Next on our cloud security series, we will discuss the steps you can take to secure your storage resources since data is the most valuable asset in the cloud environment. First, I recommend implementing resource controls and ensuring that only the right resources have access to the secured information. Also, consider implementing a data classification practice where data is sorted into certain categories to help define placement, access, backup, recovery and security policies. Additionally, consider implementing drive encryption, so if someone gains access to your data the information remains secured.
Another area which is frequently overlooked is replication, geographic redundancy and backups. Just because your data is in the cloud doesn’t mean it’s protected from you corrupting or deleting it—think about establishing a disaster, backup and recovery solution for your cloud services so you’re protected.
Lastly, ask your cloud provider about their physical data center and what security measures they have in place to stop a malicious user from gaining physical access to your resources. Some small or startup cloud service providers (CSPs) may have their servers in an area where they can be easily accessed by someone with malicious intent. On the other end of the spectrum, some CSPs may have their servers locked down like Fort Knox with 24/7 surveillance and armed guards, so always ask what security protocols they have in place at their physical location.
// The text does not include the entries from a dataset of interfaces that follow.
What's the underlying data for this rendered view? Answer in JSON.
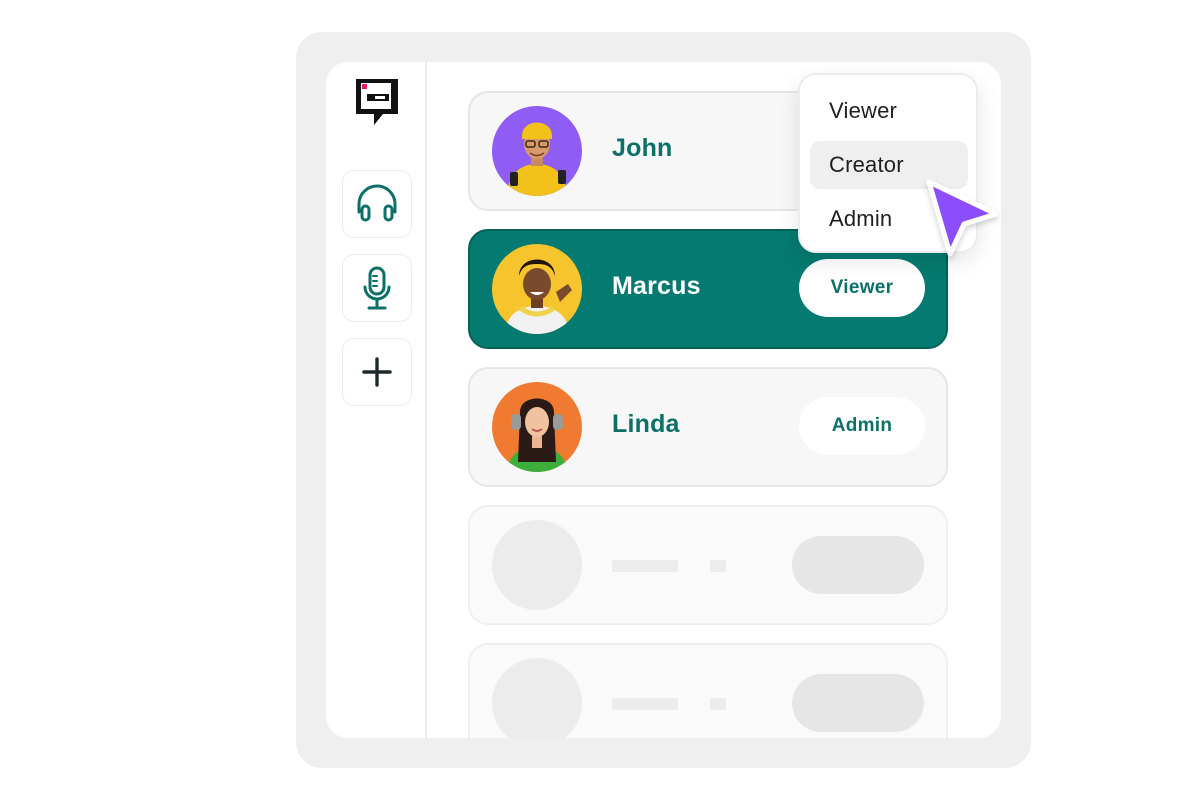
{
  "users": [
    {
      "name": "John",
      "role": ""
    },
    {
      "name": "Marcus",
      "role": "Viewer"
    },
    {
      "name": "Linda",
      "role": "Admin"
    }
  ],
  "role_menu": {
    "options": [
      "Viewer",
      "Creator",
      "Admin"
    ],
    "highlighted": "Creator"
  },
  "sidebar": {
    "icons": [
      "headphones-icon",
      "microphone-icon",
      "plus-icon"
    ]
  },
  "colors": {
    "accent": "#057a70",
    "accent_text": "#0c6f68",
    "cursor": "#8c4dfa",
    "card_bg": "#f7f7f7"
  }
}
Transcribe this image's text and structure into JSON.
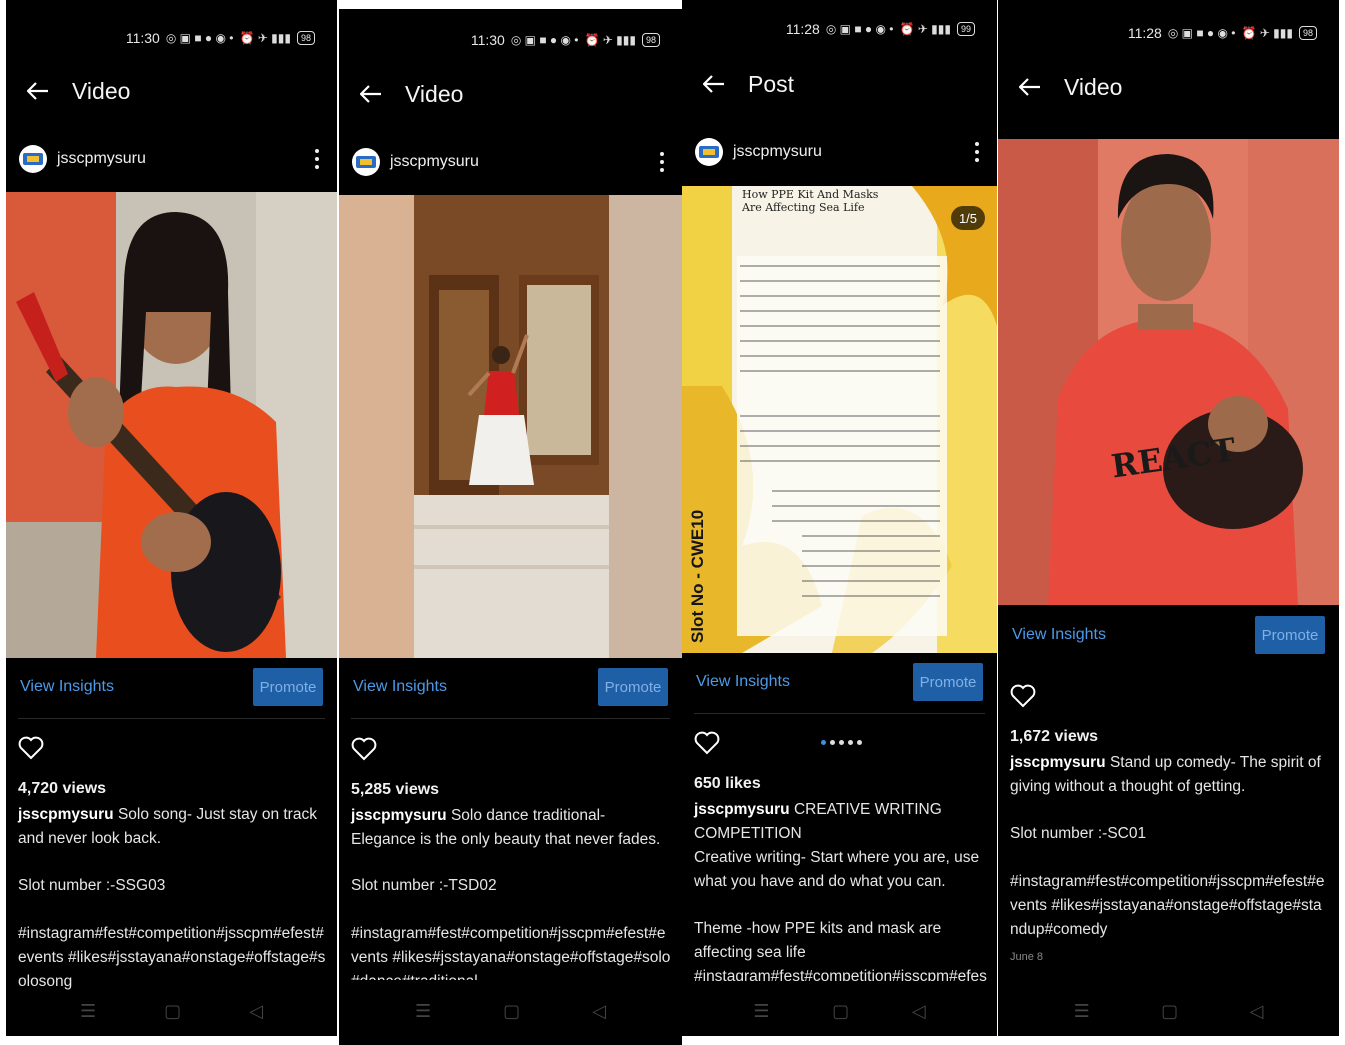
{
  "statusbar": {
    "time1": "11:30",
    "time2": "11:28",
    "battery1": "98",
    "battery2": "99"
  },
  "phones": [
    {
      "title": "Video",
      "username": "jsscpmysuru",
      "view_insights": "View Insights",
      "promote": "Promote",
      "stat": "4,720 views",
      "caption": "Solo song- Just stay on track and never look back.",
      "slot": "Slot number :-SSG03",
      "tags": "#instagram#fest#competition#jsscpm#efest#events #likes#jsstayana#onstage#offstage#solosong"
    },
    {
      "title": "Video",
      "username": "jsscpmysuru",
      "view_insights": "View Insights",
      "promote": "Promote",
      "stat": "5,285 views",
      "caption": "Solo dance traditional- Elegance is the only beauty that never fades.",
      "slot": "Slot number :-TSD02",
      "tags": "#instagram#fest#competition#jsscpm#efest#events #likes#jsstayana#onstage#offstage#solo#dance#traditional"
    },
    {
      "title": "Post",
      "username": "jsscpmysuru",
      "view_insights": "View Insights",
      "promote": "Promote",
      "counter": "1/5",
      "image_heading": "How PPE Kit And Masks Are Affecting Sea Life",
      "image_slot": "Slot No - CWE10",
      "stat": "650 likes",
      "caption": "CREATIVE WRITING COMPETITION",
      "body1": "Creative writing- Start where you are, use what you have and do what you can.",
      "body2": "Theme -how PPE kits and mask are affecting sea life",
      "tags": "#instagram#fest#competition#jsscpm#efest#events"
    },
    {
      "title": "Video",
      "username": "jsscpmysuru",
      "view_insights": "View Insights",
      "promote": "Promote",
      "shirt": "REACT",
      "stat": "1,672 views",
      "caption": "Stand up comedy- The spirit of giving without a thought of getting.",
      "slot": "Slot number :-SC01",
      "tags": "#instagram#fest#competition#jsscpm#efest#events #likes#jsstayana#onstage#offstage#standup#comedy",
      "date": "June 8"
    }
  ],
  "colors": {
    "background": "#000000",
    "link": "#4d9be8",
    "promote": "#1f5fa6"
  }
}
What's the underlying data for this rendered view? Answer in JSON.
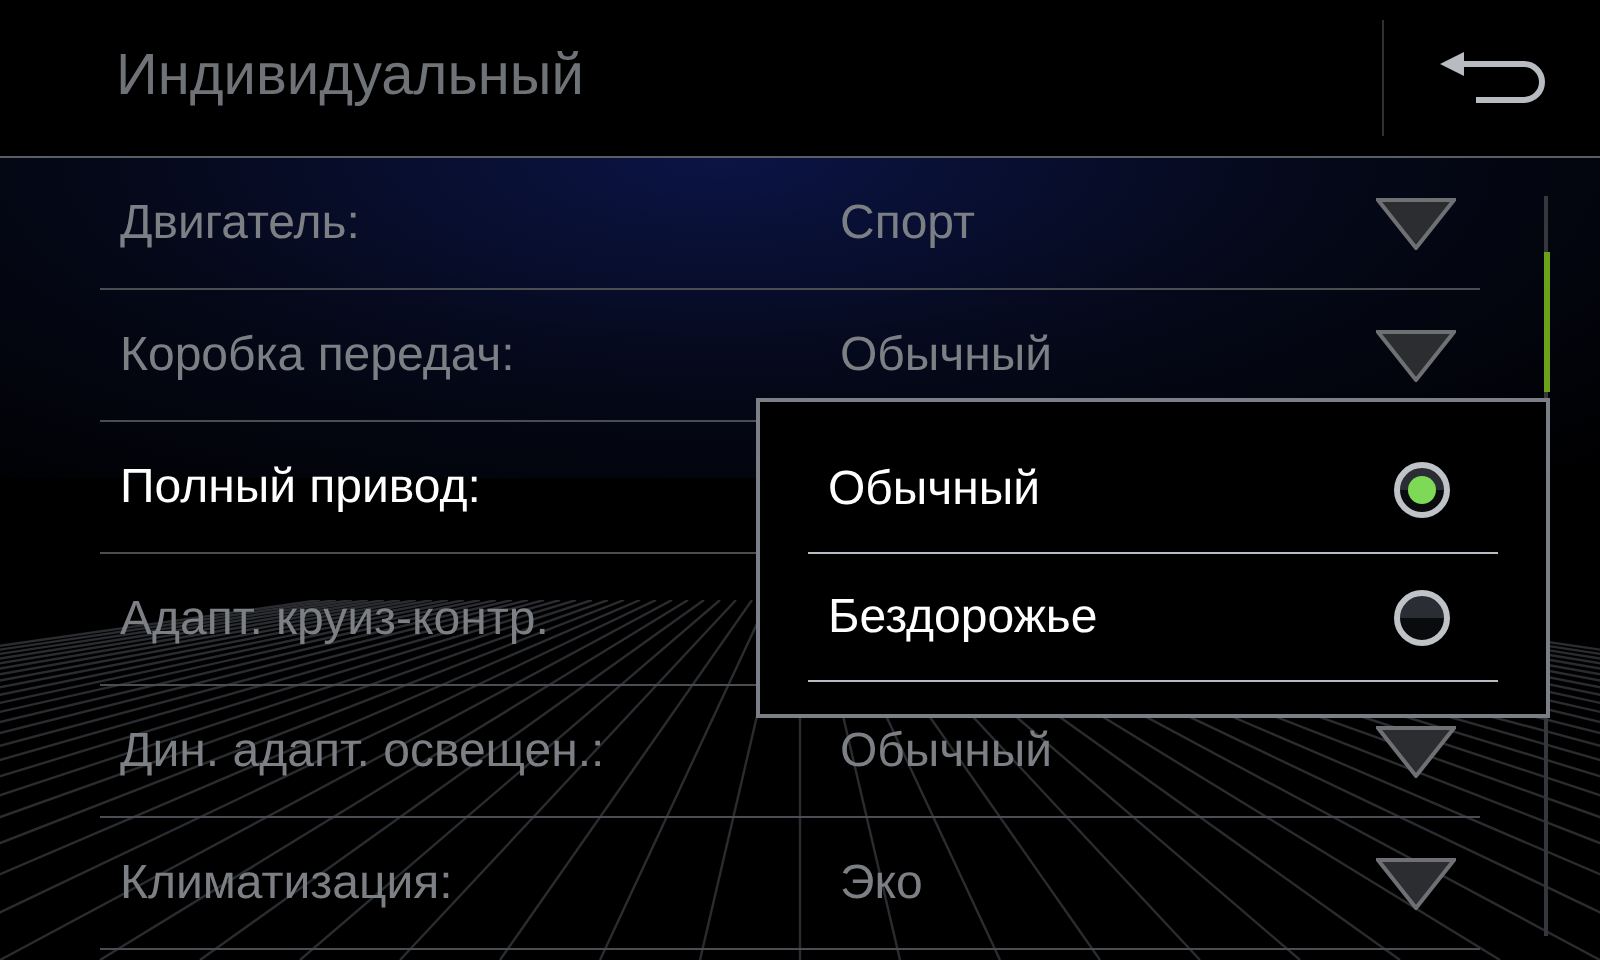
{
  "header": {
    "title": "Индивидуальный"
  },
  "settings": [
    {
      "label": "Двигатель:",
      "value": "Спорт",
      "active": false
    },
    {
      "label": "Коробка передач:",
      "value": "Обычный",
      "active": false
    },
    {
      "label": "Полный привод:",
      "active": true
    },
    {
      "label": "Адапт. круиз-контр.",
      "active": false
    },
    {
      "label": "Дин. адапт. освещен.:",
      "value": "Обычный",
      "active": false
    },
    {
      "label": "Климатизация:",
      "value": "Эко",
      "active": false
    }
  ],
  "popup": {
    "options": [
      {
        "label": "Обычный",
        "selected": true
      },
      {
        "label": "Бездорожье",
        "selected": false
      }
    ]
  }
}
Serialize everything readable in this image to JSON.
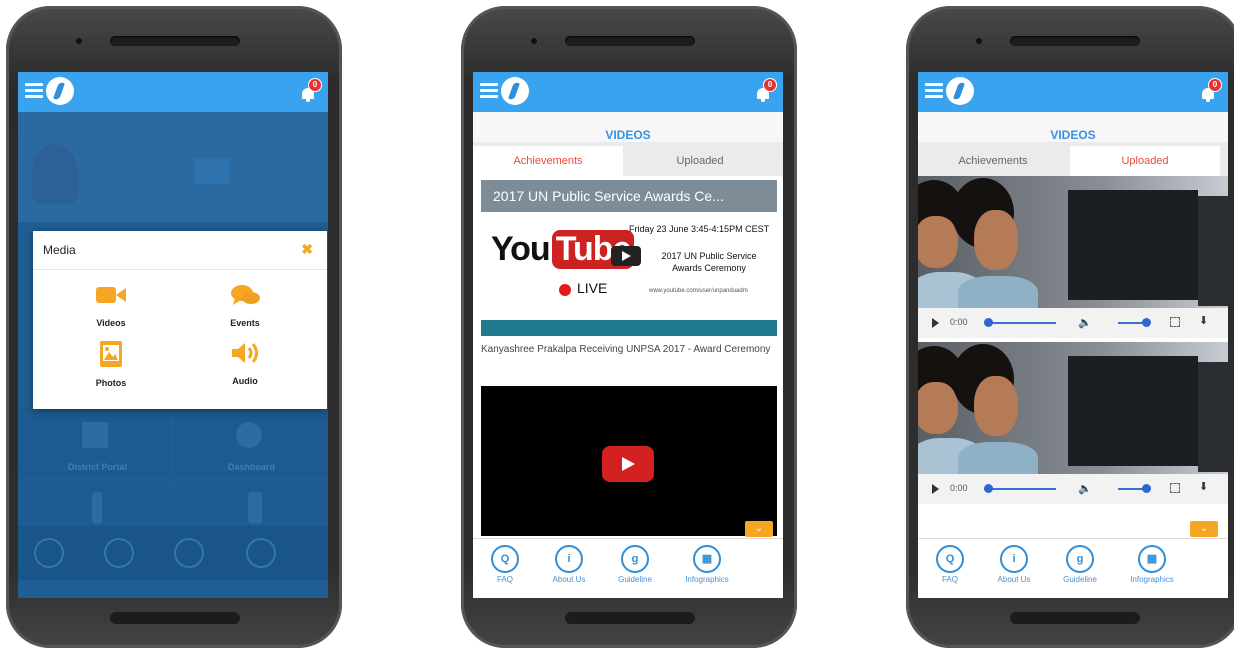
{
  "screens": [
    {
      "notification_count": "0",
      "modal": {
        "title": "Media",
        "close_icon": "close-icon",
        "items": [
          {
            "label": "Videos",
            "icon": "video-camera-icon",
            "color": "#f5a623"
          },
          {
            "label": "Events",
            "icon": "chat-bubbles-icon",
            "color": "#f5a623"
          },
          {
            "label": "Photos",
            "icon": "image-icon",
            "color": "#f5a623"
          },
          {
            "label": "Audio",
            "icon": "speaker-icon",
            "color": "#f5a623"
          }
        ]
      },
      "background_labels": [
        "District Portal",
        "Dashboard"
      ]
    },
    {
      "notification_count": "0",
      "title": "VIDEOS",
      "tabs": [
        {
          "label": "Achievements",
          "active": true
        },
        {
          "label": "Uploaded",
          "active": false
        }
      ],
      "video": {
        "title": "2017 UN Public Service Awards Ce...",
        "logo_you": "You",
        "logo_tube": "Tube",
        "live": "LIVE",
        "info_date": "Friday 23 June 3:45-4:15PM CEST",
        "info_event": "2017 UN Public Service Awards Ceremony",
        "info_url": "www.youtube.com/user/unpanduadm",
        "caption": "Kanyashree Prakalpa Receiving UNPSA 2017 - Award Ceremony"
      },
      "nav": [
        {
          "label": "FAQ",
          "icon": "faq-icon",
          "glyph": "Q"
        },
        {
          "label": "About Us",
          "icon": "info-icon",
          "glyph": "i"
        },
        {
          "label": "Guideline",
          "icon": "guideline-icon",
          "glyph": "g"
        },
        {
          "label": "Infographics",
          "icon": "infographics-icon",
          "glyph": "▦"
        }
      ]
    },
    {
      "notification_count": "0",
      "title": "VIDEOS",
      "tabs": [
        {
          "label": "Achievements",
          "active": false
        },
        {
          "label": "Uploaded",
          "active": true
        }
      ],
      "players": [
        {
          "time": "0:00"
        },
        {
          "time": "0:00"
        }
      ],
      "nav": [
        {
          "label": "FAQ",
          "icon": "faq-icon",
          "glyph": "Q"
        },
        {
          "label": "About Us",
          "icon": "info-icon",
          "glyph": "i"
        },
        {
          "label": "Guideline",
          "icon": "guideline-icon",
          "glyph": "g"
        },
        {
          "label": "Infographics",
          "icon": "infographics-icon",
          "glyph": "▦"
        }
      ]
    }
  ],
  "colors": {
    "appbar": "#3aa3f0",
    "accent": "#f5a623",
    "active_tab": "#e74c3c",
    "nav_blue": "#2f8fd8"
  }
}
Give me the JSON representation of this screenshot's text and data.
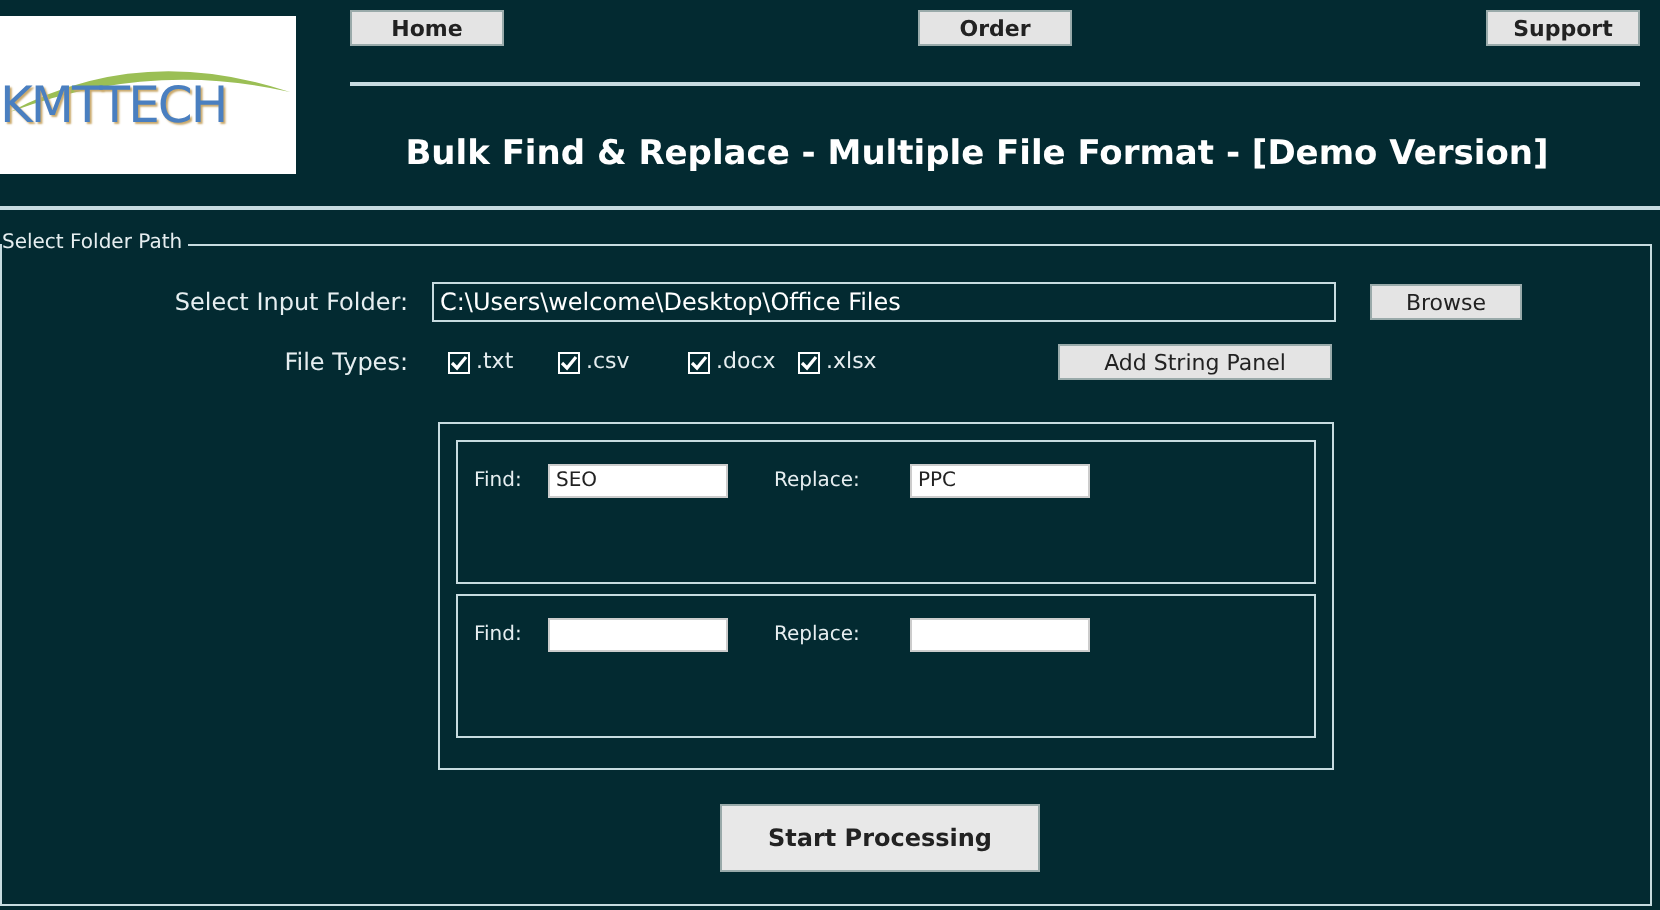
{
  "logo": {
    "text": "KMTTECH"
  },
  "nav": [
    "Home",
    "Order",
    "Support"
  ],
  "title": "Bulk Find & Replace - Multiple File Format - [Demo Version]",
  "folder_group": {
    "legend": "Select Folder Path",
    "input_label": "Select Input Folder:",
    "input_value": "C:\\Users\\welcome\\Desktop\\Office Files",
    "browse_button": "Browse",
    "file_types_label": "File Types:",
    "file_types": [
      {
        "label": ".txt",
        "checked": true
      },
      {
        "label": ".csv",
        "checked": true
      },
      {
        "label": ".docx",
        "checked": true
      },
      {
        "label": ".xlsx",
        "checked": true
      }
    ],
    "add_button": "Add String Panel"
  },
  "string_panels": [
    {
      "find_label": "Find:",
      "find_value": "SEO",
      "replace_label": "Replace:",
      "replace_value": "PPC"
    },
    {
      "find_label": "Find:",
      "replace_label": "Replace:"
    }
  ],
  "start_button": "Start Processing"
}
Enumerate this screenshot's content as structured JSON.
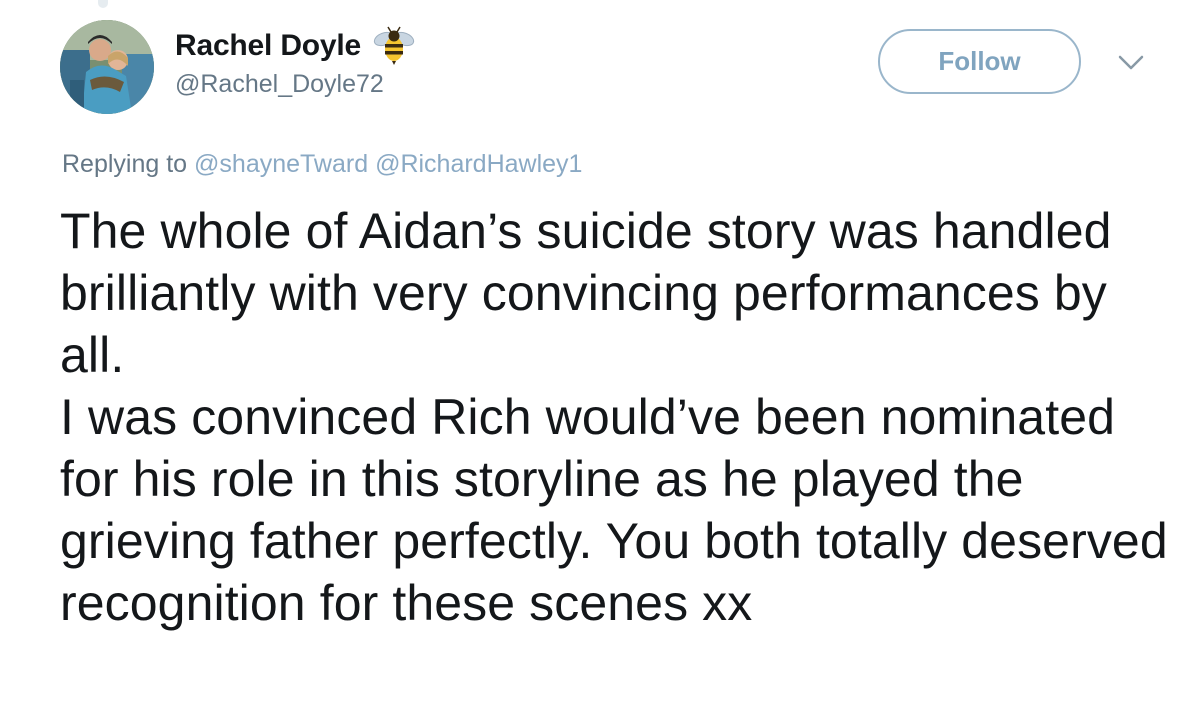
{
  "user": {
    "display_name": "Rachel Doyle",
    "handle": "@Rachel_Doyle72",
    "name_emoji_icon": "bee-icon",
    "avatar": "profile-photo"
  },
  "actions": {
    "follow_label": "Follow",
    "menu_icon": "chevron-down-icon"
  },
  "reply": {
    "prefix": "Replying to",
    "mentions": [
      "@shayneTward",
      "@RichardHawley1"
    ]
  },
  "tweet": {
    "paragraphs": [
      "The whole of Aidan’s suicide story was handled brilliantly with very convincing performances by all.",
      "I was convinced Rich would’ve been nominated for his role in this storyline as he played the grieving father perfectly. You both totally deserved recognition for these scenes xx"
    ]
  },
  "colors": {
    "text": "#14171a",
    "secondary": "#657786",
    "link": "#8aa9c4",
    "follow_border": "#9ab6cb",
    "follow_text": "#80a4bf"
  }
}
Depending on what you decide to deploy in the cloud, you may also need to add secured and encrypted connections to your new cloud solution. There may be different methods to consider depending on what you are implementing, but below we will review the two most common security protocols.
The first is internet protocol security (IPsec), which ensures internet protocol traffic is using encryption and digital signatures. A benefit of lPSec is that it's not program specific, so if IPSec is being used to establish secured communication between you and the cloud, all data can be encrypted or signed regardless of the application sending or receiving the data.
On the other hand, secure sockets layer (SSL) and transport layer security (TLS) are used to secure the communication of specially configured programs. However, like IPSec, both encryption and authentication are used to achieve this degree of security.
Most of us who are computer savvy relate SSL with protecting web servers, but SSL can be placed on any network application that supports it, like simple mail transfer protocol (SMTP) mail servers and lightweight directory access protocol (LDAP) directory servers.
Stay tuned for our last installment of the cloud security series!